California's New Funding Formula Still Faces Hurdles, According to Report
California's revised K-12 funding formula since 2013 has pumped more than $15 billion toward school districts and shifted key spending decisions to local officials. A new study by the Local Control Funding Formula Research Collaborative—based on a basket of eight varied districts—finds that districts appreciate both the extra funding and flexibility. But researchers also raised concerns about oversight and confusion on the part of some districts about funding and the law's goals in the area of equity.
The researchers looked at districts of varying sizes, demographics, and governance models to determine how administrators, teachers, and community members have responded to the Local Control Funding Formula, or LCFF. The formula has been described as a revolutionary one that recognizes inequities between different types of students and scales back the state's role in telling districts how to spend their state funding.
Local officials in the eight districts appreciated the new money and powers, and there were signs that some struggling students were getting unique supports through the funding formula, the researchers found.
But the group also found that, in at least two instances, administrators used money meant strictly for poor students on Advanced Placement courses for all students and on new school building construction. And some district officials had vastly different concepts of what "equity" meant, a fundamental goal of the funding formula. The districts were not named in the study.
"There are still some very significant obstacles that are getting in the way of achieving the goals of LCFF," said Julie Marsh, a professor at the University of Southern California, one of the researchers involved in the collaborative.
But the collaborative warned other states against using California as a cookie-cutter model as many of them look to overhaul their funding formulas.
"Context matters," said Julia Koppich, a researcher with J. Koppich & Associates. "California had particularly solid political alliances (between local and state officials and political parties), a robust economy, and widespread consensus that there needed to be a new formula.

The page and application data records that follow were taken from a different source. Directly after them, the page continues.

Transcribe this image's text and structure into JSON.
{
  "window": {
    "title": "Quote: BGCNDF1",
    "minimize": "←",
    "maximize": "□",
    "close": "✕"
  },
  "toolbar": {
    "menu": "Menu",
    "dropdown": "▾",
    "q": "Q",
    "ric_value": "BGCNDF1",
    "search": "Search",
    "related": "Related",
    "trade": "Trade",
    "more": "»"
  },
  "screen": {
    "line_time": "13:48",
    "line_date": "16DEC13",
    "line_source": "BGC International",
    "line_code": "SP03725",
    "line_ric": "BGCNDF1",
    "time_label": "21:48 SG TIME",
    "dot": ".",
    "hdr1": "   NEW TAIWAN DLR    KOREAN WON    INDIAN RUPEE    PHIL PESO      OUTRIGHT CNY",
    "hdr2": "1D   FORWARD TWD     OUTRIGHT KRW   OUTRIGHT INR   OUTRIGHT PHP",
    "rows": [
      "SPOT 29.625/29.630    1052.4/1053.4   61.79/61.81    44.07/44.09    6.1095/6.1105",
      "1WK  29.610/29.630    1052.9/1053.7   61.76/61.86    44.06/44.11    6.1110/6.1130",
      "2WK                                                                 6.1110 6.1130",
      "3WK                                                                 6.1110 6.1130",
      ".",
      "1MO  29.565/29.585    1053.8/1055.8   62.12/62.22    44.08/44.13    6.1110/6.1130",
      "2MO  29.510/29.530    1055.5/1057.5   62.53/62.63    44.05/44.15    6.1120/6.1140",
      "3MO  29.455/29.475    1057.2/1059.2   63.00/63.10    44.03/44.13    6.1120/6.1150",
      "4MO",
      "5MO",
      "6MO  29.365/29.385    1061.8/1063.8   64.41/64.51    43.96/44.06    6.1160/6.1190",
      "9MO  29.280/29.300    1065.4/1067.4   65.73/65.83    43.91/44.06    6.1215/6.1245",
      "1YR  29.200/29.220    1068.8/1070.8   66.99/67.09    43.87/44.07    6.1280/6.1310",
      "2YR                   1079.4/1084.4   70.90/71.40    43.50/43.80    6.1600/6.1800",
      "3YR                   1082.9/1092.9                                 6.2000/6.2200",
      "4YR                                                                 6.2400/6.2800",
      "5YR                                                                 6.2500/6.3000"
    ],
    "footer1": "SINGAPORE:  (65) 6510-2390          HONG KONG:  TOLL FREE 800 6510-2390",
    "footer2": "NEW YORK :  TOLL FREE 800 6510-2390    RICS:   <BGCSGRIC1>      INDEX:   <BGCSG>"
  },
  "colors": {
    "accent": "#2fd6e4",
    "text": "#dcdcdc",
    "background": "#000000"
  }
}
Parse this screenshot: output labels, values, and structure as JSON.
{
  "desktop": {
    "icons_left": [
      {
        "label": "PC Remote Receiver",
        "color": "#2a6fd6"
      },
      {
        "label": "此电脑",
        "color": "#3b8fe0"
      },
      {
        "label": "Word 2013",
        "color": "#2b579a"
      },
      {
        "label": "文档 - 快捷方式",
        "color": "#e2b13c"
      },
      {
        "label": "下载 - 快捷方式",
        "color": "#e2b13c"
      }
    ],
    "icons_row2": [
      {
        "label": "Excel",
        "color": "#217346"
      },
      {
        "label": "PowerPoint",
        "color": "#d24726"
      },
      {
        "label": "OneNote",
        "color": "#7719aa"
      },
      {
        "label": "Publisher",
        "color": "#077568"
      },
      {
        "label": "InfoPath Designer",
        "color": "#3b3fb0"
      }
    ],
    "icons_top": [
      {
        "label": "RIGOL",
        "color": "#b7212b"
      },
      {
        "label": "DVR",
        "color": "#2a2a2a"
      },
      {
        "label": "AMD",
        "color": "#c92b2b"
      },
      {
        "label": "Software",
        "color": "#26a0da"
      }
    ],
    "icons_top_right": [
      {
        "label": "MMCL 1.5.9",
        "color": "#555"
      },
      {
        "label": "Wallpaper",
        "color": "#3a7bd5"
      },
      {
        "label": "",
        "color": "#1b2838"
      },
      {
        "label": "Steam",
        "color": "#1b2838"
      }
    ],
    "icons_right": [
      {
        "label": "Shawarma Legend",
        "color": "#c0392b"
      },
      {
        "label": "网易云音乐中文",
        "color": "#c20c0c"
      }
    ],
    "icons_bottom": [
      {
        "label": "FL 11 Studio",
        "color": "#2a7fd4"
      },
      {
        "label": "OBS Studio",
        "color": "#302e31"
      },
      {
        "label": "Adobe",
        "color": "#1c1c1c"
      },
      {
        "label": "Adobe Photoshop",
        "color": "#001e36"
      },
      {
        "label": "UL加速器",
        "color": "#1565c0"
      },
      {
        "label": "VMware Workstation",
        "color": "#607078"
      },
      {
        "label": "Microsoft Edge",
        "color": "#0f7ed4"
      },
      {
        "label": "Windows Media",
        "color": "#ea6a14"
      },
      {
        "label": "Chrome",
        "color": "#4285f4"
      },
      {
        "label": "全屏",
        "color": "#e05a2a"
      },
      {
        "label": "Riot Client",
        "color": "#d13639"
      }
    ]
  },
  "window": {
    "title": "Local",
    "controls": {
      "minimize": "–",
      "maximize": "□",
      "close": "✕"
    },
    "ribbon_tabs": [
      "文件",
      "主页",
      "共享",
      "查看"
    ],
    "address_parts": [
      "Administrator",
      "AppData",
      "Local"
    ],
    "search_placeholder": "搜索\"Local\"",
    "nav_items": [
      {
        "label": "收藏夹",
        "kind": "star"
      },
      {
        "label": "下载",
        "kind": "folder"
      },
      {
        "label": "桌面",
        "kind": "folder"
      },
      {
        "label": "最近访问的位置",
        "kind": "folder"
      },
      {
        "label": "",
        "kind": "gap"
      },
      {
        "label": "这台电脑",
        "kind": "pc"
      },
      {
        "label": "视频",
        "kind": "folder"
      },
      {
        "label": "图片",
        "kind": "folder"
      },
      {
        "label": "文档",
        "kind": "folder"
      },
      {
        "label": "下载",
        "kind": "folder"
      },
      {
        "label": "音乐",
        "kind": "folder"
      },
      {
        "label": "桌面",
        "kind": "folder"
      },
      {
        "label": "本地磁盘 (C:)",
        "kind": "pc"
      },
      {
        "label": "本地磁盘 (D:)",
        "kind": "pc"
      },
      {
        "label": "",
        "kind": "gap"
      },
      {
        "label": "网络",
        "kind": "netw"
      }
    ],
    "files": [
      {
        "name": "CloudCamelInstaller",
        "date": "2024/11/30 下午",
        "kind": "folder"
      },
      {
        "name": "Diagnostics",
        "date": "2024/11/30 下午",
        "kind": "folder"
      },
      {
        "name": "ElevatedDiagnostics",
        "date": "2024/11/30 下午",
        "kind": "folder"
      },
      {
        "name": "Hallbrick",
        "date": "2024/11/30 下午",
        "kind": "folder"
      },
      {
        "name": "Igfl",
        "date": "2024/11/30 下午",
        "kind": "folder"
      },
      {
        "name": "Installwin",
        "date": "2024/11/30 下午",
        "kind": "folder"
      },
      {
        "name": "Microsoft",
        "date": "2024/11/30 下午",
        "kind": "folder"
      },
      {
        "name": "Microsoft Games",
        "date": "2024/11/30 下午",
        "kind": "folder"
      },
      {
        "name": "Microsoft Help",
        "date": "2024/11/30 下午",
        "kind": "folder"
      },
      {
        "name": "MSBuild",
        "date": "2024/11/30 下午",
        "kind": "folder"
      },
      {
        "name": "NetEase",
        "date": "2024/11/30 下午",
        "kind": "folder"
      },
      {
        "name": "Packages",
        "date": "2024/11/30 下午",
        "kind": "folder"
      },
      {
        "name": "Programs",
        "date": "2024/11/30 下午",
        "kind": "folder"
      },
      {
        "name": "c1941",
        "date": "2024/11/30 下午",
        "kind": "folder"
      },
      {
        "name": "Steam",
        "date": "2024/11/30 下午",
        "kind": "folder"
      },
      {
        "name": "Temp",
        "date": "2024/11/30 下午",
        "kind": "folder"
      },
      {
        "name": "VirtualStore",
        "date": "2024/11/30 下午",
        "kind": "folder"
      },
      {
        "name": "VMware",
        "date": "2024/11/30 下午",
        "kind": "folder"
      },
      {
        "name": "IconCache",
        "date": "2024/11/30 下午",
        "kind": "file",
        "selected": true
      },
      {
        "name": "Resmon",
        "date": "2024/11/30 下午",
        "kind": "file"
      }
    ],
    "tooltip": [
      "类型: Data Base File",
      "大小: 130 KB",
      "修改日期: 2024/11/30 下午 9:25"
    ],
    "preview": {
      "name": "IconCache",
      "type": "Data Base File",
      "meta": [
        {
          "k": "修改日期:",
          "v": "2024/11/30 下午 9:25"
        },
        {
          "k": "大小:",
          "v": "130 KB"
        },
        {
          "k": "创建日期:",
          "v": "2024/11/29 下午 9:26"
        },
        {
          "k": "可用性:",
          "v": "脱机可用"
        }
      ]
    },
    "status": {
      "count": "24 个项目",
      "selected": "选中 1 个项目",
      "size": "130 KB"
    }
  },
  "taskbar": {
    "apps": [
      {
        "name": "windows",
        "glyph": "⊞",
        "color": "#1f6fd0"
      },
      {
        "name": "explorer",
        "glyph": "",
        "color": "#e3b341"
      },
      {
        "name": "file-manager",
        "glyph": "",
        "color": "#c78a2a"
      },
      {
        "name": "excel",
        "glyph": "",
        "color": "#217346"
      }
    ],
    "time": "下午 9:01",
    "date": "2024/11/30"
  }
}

Examine your own context and adapt, don't adopt."
Michael Kirst, the president of California's state board of education, said many of the concerns raised in the study have been addressed in revised material the state began providing local officials last year that clears up confusing parts of the formula and makes spending decisions more transparent for community members.
"We're still working on this," Kirst said. "This is a continuous improvement project. Where we're able to make rapid changes, we will. But there's nothing like this out there. There's no model to work off of."
California politicians in 2013 passed the LCFF, which replaced the state's restrictive funding formula that critics said didn't recognize the diverse nature of California. The new formula is intended to give local officials more freedom to spend based on their own communities' needs. The new formula was also meant to fix spending disparities between schools with high concentrations of students with special needs and those without. School districts with foster students, low-income students and English-language learners were given more money than other districts and district officials are now required to show that they engaged community members in making decisions.
The state will spend $72 billion on K-12 and community colleges this year, compared to $47 billion in 2011.
But more than three years since the funding formula was put in place, researchers found that, in some instances, community members and even school board members aren't engaged in the budget making process.
"LCFF didn't result in greater coherence in strategic planning and budgeting," said Daniel Humphrey, an independent consultant that worked on the report.
And administrators in two of the eight districts studied had different concepts of what equity meant, which led to different spending habits.
While most of the districts understood equity to mean distributing resources to their students who have greater needs, one district's officials understood equity to mean treating all students with the goal of ensuring key resources were provided equally, regardless of students' economic circumstances. Another district's officials described equity in the meritocratic sense that funds should be distributed to those who might benefit the most. Those administrators targeted their money to the top 10 percent of students they thought were most likely to go to college, the researchers found.
As California implemented the Common Core State Standards, only three of the districts studied spent their money on materials or comprehensive support systems for their teachers to roll out the new standards.
California's education department is now rolling out its new "Local Control Accountability Plan" as part of its accountability plan under the Every Student Succeeds Act. The new system is designed to align with LCFF to help districts figure out where they need to spend to improve academic outcomes. That could help districts tremendously, researchers said.
The researchers are urging that the department provide districts with more guidance, training, and clarity over new rules.
"The state needs to redouble their efforts to clarify the intent of LCFF," said Koppich. "The message hasn't always been heard."
Read the collaborative's previous studies here.
CORRECTION: A previous version of this article incorrectly identified the group that conducted the study. The work was done by the Local Control Funding Formula Research Collaborative and is available online from Policy Analysis for California Education, or PACE.